▶ TASK ITEM: Please reproduce every record exactly as written, leaving out the pictures.

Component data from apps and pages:
= Beginning of Section =

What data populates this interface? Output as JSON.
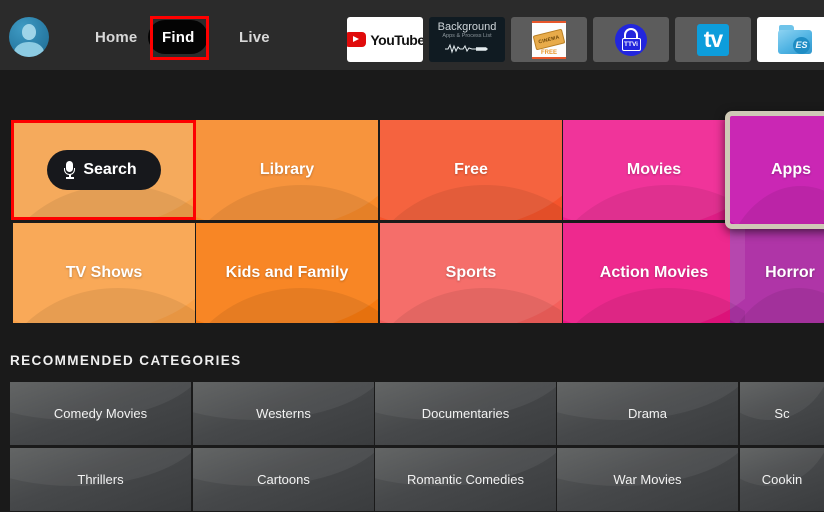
{
  "header": {
    "avatar": "profile-avatar",
    "nav": [
      {
        "label": "Home",
        "active": false
      },
      {
        "label": "Find",
        "active": true
      },
      {
        "label": "Live",
        "active": false
      }
    ],
    "apps": [
      {
        "name": "youtube",
        "label": "YouTube"
      },
      {
        "name": "background-apps",
        "label": "Background",
        "sublabel": "Apps & Process List"
      },
      {
        "name": "cinema-free",
        "label": "CINEMA",
        "sublabel": "FREE"
      },
      {
        "name": "ttvi",
        "label": "TTVi"
      },
      {
        "name": "tv",
        "label": "tv"
      },
      {
        "name": "es-file-explorer",
        "label": "ES"
      }
    ]
  },
  "search": {
    "label": "Search",
    "icon": "microphone-icon"
  },
  "tiles": [
    {
      "label": "Search",
      "color": "#f4a24c",
      "focused": false,
      "is_search": true
    },
    {
      "label": "Library",
      "color": "#f78a2a",
      "focused": false
    },
    {
      "label": "Free",
      "color": "#f5542c",
      "focused": false
    },
    {
      "label": "Movies",
      "color": "#ef2090",
      "focused": false
    },
    {
      "label": "Apps",
      "color": "#c512ad",
      "focused": true
    },
    {
      "label": "TV Shows",
      "color": "#f9a148",
      "focused": false
    },
    {
      "label": "Kids and Family",
      "color": "#f87a10",
      "focused": false
    },
    {
      "label": "Sports",
      "color": "#f4605c",
      "focused": false
    },
    {
      "label": "Action Movies",
      "color": "#ed1483",
      "focused": false
    },
    {
      "label": "Horror",
      "color": "#a8219f",
      "focused": false
    }
  ],
  "recommended": {
    "title": "RECOMMENDED CATEGORIES",
    "items": [
      "Comedy Movies",
      "Westerns",
      "Documentaries",
      "Drama",
      "Sc",
      "Thrillers",
      "Cartoons",
      "Romantic Comedies",
      "War Movies",
      "Cookin"
    ]
  },
  "annotations": {
    "find_highlight": "red-box-find-tab",
    "search_highlight": "red-box-search-tile",
    "color": "#fe0000"
  }
}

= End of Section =

▶ REPLY TO THE EXERCISE:
What data populates this interface? Output as JSON.
{
  "header": {
    "avatar": "profile-avatar",
    "nav": [
      {
        "label": "Home",
        "active": false
      },
      {
        "label": "Find",
        "active": true
      },
      {
        "label": "Live",
        "active": false
      }
    ],
    "apps": [
      {
        "name": "youtube",
        "label": "YouTube"
      },
      {
        "name": "background-apps",
        "label": "Background",
        "sublabel": "Apps & Process List"
      },
      {
        "name": "cinema-free",
        "label": "CINEMA",
        "sublabel": "FREE"
      },
      {
        "name": "ttvi",
        "label": "TTVi"
      },
      {
        "name": "tv",
        "label": "tv"
      },
      {
        "name": "es-file-explorer",
        "label": "ES"
      }
    ]
  },
  "search": {
    "label": "Search",
    "icon": "microphone-icon"
  },
  "tiles": [
    {
      "label": "Search",
      "color": "#f4a24c",
      "focused": false,
      "is_search": true
    },
    {
      "label": "Library",
      "color": "#f78a2a",
      "focused": false
    },
    {
      "label": "Free",
      "color": "#f5542c",
      "focused": false
    },
    {
      "label": "Movies",
      "color": "#ef2090",
      "focused": false
    },
    {
      "label": "Apps",
      "color": "#c512ad",
      "focused": true
    },
    {
      "label": "TV Shows",
      "color": "#f9a148",
      "focused": false
    },
    {
      "label": "Kids and Family",
      "color": "#f87a10",
      "focused": false
    },
    {
      "label": "Sports",
      "color": "#f4605c",
      "focused": false
    },
    {
      "label": "Action Movies",
      "color": "#ed1483",
      "focused": false
    },
    {
      "label": "Horror",
      "color": "#a8219f",
      "focused": false
    }
  ],
  "recommended": {
    "title": "RECOMMENDED CATEGORIES",
    "items": [
      "Comedy Movies",
      "Westerns",
      "Documentaries",
      "Drama",
      "Sc",
      "Thrillers",
      "Cartoons",
      "Romantic Comedies",
      "War Movies",
      "Cookin"
    ]
  },
  "annotations": {
    "find_highlight": "red-box-find-tab",
    "search_highlight": "red-box-search-tile",
    "color": "#fe0000"
  }
}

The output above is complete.